Large-scale circulation classification, weather regimes, and local climate over France, the Alps and Western Europe

Guy Plaut1,*, Eric Simonnet2

1Institut Non Linéaire de Nice CNRS, Université de Nice - Sophia Antipolis, 1361 route des Lucioles, 06560 Valbonne, France
2Laboratoire de Météorologie dynamique du CNRS, Ecole Polytechnique, 91128 Palaiseau, France

ABSTRACT: By applying the dynamical cluster algorithm to large-scale circulation patterns at various tropospheric levels (Z700, Z500, and SLP [sea-level pressure]), we obtain the so-called weather regimes (WRs). WRs are the cluster central patterns; there is no subjectivity at all involved in the procedure. A red noise test allows one to select the best number of clusters at each level. A comparison is performed between the different level classifications, and highly significant correlations are found. While previous attempts to classify daily circulations in a fully objective way were concerned with mid-tropospheric levels and could not go further back than 50 yr, here we classify 120 yr of SLP patterns. We arrive at the important conclusion that the same 5 WRs are found for the 3 periods 1880-1918, 1919-1957 and 1958-1997. The linkage between these WRs and the local tangible weather is then investigated for both temperatures and precipitation. It is found that the instantaneous departure of local weather from average climate is highly correlated with the WRs, making this approach a challenging and coherent description of local climates.
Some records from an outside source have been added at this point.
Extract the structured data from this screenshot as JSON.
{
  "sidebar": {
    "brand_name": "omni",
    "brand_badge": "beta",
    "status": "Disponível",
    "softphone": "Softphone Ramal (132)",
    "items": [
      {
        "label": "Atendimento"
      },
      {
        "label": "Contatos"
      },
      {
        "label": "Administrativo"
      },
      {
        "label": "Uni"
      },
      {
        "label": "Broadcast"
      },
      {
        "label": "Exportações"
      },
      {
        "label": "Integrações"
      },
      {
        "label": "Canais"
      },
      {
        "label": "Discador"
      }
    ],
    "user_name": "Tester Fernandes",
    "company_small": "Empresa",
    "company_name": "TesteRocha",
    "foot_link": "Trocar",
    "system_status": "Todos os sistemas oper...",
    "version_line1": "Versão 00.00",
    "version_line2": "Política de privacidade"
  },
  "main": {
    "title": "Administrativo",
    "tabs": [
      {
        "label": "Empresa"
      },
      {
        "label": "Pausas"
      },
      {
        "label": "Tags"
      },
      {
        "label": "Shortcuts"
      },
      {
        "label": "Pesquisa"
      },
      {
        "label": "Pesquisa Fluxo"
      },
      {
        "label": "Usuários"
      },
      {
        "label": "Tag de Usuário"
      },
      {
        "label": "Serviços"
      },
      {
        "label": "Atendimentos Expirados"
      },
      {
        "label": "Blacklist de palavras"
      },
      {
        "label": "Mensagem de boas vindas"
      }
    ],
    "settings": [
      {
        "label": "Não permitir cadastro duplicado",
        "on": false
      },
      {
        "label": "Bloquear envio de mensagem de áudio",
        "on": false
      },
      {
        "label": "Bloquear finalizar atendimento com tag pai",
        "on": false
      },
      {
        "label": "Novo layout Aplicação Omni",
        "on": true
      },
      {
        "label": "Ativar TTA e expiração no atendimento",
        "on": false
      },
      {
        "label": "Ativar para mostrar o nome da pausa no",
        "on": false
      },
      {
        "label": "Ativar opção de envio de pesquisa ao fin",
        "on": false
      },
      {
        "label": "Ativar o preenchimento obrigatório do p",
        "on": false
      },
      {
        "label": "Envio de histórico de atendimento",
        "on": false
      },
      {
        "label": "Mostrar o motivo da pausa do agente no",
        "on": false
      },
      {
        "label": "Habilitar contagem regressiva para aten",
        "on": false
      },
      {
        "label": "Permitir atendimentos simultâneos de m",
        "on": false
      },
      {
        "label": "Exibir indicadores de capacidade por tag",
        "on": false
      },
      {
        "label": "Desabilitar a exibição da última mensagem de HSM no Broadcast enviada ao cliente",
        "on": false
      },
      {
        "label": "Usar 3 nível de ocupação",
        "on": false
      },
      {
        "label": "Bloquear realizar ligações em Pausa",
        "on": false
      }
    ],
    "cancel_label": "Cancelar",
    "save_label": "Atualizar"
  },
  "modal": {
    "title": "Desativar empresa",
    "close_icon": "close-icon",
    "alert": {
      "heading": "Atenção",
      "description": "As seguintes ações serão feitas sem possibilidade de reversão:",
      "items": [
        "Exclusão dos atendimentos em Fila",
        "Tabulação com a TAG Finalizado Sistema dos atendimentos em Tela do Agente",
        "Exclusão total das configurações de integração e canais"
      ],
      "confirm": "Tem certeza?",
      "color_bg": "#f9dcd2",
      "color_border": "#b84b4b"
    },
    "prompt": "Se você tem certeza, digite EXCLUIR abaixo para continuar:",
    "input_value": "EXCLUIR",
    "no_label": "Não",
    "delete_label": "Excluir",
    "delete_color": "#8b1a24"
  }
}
The atmosphere does not merely evolve around its mean state, but instead spends more time around a few peculiar (large-scale) states with specific consequences for local weather. As a result, the WRs may provide a reliable (and moreover fully objective) framework for building downscaling algorithms appropriate for local climate change studies.

KEY WORDS: Classification · Large-scale circulation · Weather regime · Local climate · European Alps · France

Full text in pdf format